Jo Sharp: Subaltern Geopolitics; Feminist Geopolitics; Social Ecologies of Zoonoses. Jo's research seeks to reconstruct an alternative vision of the current “war on terror” from the point of view of a continent which is usually rendered silent in various geopolitical visions, or little more than a “site of violence and disorder” and thus always offering the possibility of threat to security. She is also working on zoonotic transmission patterns among animal hosts, which are responsible for transmission to humans, and the key socio-economic and behavioural determinants of human disease risk in different agro-ecological settings.

Ian Shaw: Political geography; Political philosophy; More-than-human geographies. Ian is interested in the geopolitical transformations associated with the rise of drones in U.S. national security strategy and beyond. In particular, his approach emphasises why the drone is a political actor - a technology that is slowly but definitively changing social, territorial, and sovereign relations. The point of such work is to fully understand the objects and materials that are responsible for producing inequality, difference, and change in the world.
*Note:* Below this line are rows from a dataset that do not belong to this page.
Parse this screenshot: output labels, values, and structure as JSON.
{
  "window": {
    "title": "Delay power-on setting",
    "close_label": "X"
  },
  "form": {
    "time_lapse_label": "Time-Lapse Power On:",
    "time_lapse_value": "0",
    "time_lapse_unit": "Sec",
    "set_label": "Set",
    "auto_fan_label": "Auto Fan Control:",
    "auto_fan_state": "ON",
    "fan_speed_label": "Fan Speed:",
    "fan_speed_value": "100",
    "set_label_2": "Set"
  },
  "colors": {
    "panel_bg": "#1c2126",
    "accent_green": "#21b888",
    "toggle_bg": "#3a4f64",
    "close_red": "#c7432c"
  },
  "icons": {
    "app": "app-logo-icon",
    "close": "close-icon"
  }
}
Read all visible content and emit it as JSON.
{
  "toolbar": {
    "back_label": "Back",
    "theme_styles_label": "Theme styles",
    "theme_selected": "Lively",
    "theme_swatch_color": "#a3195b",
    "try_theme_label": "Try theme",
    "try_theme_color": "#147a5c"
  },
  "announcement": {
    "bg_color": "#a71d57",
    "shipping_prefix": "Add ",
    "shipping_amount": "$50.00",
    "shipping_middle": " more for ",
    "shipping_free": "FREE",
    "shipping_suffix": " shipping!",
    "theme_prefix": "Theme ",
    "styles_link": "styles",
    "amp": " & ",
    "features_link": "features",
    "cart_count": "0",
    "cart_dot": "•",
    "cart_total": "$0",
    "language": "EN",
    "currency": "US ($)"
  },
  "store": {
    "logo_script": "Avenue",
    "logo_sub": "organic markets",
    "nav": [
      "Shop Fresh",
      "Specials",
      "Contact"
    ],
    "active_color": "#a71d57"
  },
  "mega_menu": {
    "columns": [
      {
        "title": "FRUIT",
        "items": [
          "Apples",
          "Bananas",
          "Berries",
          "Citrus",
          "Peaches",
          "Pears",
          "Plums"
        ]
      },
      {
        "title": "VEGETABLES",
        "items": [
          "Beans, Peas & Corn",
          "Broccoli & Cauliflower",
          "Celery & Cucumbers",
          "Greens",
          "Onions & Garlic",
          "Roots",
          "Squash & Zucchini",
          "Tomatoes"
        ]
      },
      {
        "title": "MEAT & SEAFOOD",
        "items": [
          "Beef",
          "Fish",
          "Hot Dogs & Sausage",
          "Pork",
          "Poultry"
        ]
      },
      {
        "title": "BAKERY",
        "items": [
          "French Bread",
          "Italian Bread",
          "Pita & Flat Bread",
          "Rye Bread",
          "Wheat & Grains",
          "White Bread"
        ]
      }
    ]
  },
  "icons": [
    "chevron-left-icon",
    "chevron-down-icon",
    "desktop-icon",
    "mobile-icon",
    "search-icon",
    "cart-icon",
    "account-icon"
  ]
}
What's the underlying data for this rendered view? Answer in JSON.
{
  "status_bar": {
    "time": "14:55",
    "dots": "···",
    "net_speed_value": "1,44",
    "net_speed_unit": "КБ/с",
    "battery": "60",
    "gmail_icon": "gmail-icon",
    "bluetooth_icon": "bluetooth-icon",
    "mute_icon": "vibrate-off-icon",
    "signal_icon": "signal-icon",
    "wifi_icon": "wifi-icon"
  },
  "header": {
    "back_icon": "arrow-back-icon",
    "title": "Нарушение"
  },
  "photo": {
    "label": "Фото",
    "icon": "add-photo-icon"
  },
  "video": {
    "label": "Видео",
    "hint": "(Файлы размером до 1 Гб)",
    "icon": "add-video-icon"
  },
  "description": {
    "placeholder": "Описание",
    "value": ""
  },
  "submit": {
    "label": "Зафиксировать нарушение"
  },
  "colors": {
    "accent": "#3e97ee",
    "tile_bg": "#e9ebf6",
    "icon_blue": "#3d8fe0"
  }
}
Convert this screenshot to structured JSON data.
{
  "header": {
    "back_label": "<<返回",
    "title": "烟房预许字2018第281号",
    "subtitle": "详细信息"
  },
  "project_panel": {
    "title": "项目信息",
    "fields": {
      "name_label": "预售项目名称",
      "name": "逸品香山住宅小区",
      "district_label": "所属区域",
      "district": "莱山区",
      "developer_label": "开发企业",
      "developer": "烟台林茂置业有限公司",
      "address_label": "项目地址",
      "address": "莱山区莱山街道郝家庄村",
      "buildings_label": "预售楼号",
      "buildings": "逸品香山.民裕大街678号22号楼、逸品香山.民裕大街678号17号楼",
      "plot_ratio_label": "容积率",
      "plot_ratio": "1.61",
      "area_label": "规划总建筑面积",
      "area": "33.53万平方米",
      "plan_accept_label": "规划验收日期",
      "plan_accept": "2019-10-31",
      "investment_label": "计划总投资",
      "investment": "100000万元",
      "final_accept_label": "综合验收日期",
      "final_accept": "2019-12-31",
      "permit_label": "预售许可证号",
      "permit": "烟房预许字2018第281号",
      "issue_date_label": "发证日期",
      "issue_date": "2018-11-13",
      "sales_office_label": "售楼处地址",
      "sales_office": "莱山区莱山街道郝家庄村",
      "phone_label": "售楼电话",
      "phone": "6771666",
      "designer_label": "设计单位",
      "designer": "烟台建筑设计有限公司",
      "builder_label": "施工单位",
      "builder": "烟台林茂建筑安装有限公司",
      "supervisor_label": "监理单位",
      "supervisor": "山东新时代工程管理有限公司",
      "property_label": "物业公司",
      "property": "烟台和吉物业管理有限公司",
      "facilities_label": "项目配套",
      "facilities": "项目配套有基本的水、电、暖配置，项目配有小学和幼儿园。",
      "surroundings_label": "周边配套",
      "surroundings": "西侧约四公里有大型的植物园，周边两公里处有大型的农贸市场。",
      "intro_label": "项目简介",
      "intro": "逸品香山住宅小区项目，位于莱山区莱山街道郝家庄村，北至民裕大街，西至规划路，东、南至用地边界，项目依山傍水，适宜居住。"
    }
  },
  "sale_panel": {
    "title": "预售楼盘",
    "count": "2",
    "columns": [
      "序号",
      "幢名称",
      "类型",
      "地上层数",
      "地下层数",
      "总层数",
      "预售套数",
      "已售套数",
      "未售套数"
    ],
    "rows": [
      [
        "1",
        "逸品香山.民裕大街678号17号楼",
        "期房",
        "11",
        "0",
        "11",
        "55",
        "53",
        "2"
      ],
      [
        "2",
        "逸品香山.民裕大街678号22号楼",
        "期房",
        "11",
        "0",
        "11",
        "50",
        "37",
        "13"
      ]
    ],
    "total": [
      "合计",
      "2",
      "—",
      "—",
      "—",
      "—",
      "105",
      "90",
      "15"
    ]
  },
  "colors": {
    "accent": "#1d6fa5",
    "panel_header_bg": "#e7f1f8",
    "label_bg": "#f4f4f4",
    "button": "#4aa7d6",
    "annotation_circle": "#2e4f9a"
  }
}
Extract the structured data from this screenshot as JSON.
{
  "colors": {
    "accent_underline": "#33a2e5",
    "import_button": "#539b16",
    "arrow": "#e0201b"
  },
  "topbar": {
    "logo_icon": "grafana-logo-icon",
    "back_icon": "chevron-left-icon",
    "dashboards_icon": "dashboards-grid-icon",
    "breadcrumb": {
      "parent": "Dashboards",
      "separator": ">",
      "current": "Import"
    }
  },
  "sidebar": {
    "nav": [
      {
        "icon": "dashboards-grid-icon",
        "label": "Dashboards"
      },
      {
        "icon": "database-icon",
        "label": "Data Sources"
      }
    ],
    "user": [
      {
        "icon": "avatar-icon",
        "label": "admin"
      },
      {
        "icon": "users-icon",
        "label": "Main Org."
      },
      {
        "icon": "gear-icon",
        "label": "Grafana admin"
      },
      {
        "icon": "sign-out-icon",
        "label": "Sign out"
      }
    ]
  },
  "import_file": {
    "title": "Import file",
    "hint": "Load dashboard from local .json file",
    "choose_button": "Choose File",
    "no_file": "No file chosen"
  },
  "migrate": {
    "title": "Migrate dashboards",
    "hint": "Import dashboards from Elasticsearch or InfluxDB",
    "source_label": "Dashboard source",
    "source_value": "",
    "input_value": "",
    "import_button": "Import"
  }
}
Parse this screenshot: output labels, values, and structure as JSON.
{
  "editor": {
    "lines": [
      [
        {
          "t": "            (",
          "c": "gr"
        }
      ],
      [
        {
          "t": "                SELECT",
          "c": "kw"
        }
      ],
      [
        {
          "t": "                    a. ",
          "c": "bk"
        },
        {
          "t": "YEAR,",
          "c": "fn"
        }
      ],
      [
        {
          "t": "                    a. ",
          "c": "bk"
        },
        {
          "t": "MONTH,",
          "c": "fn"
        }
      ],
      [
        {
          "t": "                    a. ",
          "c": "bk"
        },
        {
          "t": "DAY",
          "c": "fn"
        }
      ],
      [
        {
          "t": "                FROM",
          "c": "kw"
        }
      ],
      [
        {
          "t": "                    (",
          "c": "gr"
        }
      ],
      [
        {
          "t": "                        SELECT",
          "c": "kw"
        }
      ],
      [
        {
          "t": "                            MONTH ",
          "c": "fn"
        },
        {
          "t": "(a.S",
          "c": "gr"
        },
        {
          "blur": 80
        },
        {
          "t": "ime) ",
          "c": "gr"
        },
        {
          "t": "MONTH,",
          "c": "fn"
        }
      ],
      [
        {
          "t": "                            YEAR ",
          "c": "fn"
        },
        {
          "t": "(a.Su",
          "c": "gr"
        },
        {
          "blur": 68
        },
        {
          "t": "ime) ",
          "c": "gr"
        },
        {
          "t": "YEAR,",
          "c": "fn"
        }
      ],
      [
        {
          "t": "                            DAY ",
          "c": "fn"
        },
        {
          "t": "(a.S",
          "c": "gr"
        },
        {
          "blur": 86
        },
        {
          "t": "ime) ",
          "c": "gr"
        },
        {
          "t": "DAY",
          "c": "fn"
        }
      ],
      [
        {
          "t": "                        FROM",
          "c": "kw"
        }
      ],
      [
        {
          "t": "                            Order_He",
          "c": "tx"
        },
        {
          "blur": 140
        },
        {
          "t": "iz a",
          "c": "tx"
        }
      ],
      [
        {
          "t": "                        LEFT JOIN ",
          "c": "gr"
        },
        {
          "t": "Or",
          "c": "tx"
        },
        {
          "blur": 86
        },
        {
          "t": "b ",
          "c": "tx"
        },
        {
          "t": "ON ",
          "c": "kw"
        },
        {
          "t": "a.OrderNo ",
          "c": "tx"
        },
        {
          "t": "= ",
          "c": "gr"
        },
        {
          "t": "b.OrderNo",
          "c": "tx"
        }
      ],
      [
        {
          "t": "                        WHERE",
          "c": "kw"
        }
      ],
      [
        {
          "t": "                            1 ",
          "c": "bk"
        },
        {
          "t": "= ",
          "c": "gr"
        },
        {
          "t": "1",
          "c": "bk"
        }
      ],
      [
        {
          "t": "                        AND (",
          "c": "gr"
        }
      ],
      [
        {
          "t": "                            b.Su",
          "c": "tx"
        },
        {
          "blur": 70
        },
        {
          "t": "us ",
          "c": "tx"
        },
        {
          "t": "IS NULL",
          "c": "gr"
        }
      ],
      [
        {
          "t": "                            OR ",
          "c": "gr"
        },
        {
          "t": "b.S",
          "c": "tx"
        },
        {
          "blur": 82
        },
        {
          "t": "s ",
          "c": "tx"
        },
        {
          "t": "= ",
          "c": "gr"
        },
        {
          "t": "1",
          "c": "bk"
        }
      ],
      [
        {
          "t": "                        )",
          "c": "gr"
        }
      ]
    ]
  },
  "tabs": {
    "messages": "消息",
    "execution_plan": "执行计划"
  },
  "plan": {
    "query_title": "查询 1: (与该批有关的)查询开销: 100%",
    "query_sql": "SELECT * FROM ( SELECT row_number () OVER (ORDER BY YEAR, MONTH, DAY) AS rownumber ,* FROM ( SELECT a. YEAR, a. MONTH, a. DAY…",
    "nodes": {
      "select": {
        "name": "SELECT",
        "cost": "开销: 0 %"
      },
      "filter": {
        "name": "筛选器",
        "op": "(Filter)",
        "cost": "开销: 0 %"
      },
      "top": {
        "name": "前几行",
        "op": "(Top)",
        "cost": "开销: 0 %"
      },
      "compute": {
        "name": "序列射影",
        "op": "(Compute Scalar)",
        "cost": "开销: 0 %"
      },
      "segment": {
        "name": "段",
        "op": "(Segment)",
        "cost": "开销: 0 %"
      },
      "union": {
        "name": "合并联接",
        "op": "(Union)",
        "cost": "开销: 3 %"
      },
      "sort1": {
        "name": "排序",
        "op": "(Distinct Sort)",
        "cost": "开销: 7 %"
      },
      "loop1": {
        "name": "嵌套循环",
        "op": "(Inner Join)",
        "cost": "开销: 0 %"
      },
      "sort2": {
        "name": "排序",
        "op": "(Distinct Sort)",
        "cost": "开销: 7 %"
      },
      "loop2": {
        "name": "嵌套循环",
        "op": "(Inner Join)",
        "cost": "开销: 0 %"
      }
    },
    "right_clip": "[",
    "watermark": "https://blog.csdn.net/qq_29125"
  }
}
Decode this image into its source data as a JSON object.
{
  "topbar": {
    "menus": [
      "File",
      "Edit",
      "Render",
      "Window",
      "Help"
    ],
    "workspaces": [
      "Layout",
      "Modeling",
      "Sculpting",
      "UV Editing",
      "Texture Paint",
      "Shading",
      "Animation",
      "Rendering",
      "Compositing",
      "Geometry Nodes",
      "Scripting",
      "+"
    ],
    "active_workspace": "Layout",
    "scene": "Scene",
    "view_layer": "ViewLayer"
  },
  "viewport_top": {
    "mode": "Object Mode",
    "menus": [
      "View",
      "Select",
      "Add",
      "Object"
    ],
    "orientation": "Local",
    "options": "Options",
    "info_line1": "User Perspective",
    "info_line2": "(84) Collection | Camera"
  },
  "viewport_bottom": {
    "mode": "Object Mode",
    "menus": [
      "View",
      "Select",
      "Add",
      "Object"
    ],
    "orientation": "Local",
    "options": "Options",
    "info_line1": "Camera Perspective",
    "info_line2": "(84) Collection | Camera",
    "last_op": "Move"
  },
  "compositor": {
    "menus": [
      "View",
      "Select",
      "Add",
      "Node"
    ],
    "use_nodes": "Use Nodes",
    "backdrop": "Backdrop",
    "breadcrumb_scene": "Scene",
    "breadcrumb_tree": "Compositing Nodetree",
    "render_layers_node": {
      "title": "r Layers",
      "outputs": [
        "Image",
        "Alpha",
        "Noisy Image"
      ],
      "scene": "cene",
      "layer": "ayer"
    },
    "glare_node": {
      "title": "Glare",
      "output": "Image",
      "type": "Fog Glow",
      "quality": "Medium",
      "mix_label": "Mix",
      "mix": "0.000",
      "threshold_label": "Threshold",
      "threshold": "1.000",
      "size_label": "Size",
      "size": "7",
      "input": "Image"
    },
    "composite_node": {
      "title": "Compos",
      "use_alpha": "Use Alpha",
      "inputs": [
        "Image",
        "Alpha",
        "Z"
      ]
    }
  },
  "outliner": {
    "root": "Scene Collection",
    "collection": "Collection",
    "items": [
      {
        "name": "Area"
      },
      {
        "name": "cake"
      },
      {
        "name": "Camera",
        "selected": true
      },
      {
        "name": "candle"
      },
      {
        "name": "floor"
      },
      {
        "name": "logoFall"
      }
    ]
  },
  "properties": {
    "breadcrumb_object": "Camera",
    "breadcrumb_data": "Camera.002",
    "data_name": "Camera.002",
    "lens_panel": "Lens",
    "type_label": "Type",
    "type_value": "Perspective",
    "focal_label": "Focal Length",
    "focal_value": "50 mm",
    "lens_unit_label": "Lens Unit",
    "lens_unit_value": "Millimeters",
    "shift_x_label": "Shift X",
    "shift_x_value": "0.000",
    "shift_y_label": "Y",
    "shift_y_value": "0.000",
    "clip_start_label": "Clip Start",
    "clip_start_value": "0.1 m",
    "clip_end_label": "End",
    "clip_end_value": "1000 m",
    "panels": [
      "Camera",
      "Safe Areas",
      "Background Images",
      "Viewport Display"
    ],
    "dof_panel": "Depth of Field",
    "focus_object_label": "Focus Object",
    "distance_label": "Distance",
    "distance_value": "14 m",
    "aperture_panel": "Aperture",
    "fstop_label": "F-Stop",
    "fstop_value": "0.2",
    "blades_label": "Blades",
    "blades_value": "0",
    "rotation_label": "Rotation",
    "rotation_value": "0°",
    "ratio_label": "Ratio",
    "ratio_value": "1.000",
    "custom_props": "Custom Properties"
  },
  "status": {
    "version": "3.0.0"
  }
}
Lazaros Karaliotas: Urban geography; Political philosophy; Urban uprisings and movements; Urban commons; Geographies of populism; Urban governance and politics, with particular reference to urban infrastructures; Geographies of neoliberalization and austerity; Geographies of post-democratization; Urban political ecology, with particular reference to the politics of urban sustainability, climate change, and the Anthropocene. Lazaros’ research explores the intersections between the urban and the political. He is interested in the role of cities in process of de-politicization and re-politicization and in the relations between cities, nature and politics.

Emma Laurie: Politics of Health; Emotional Geographies; Feminist Geopolitics; Postcolonialism and Development; Geographies of Violence and Peace; Health Systems Strengthening; Human Rights. Emma's research is concerned with the politics of health, especially in low-income settings, framed by a human rights perspective, driving forward more capacious understandings of violence. Emma is involved in interdisciplinary projects on zoonotic diseases and antimicrobial resistance in Tanzania, and is keen to develop interdisciplinary PhD projects in these areas.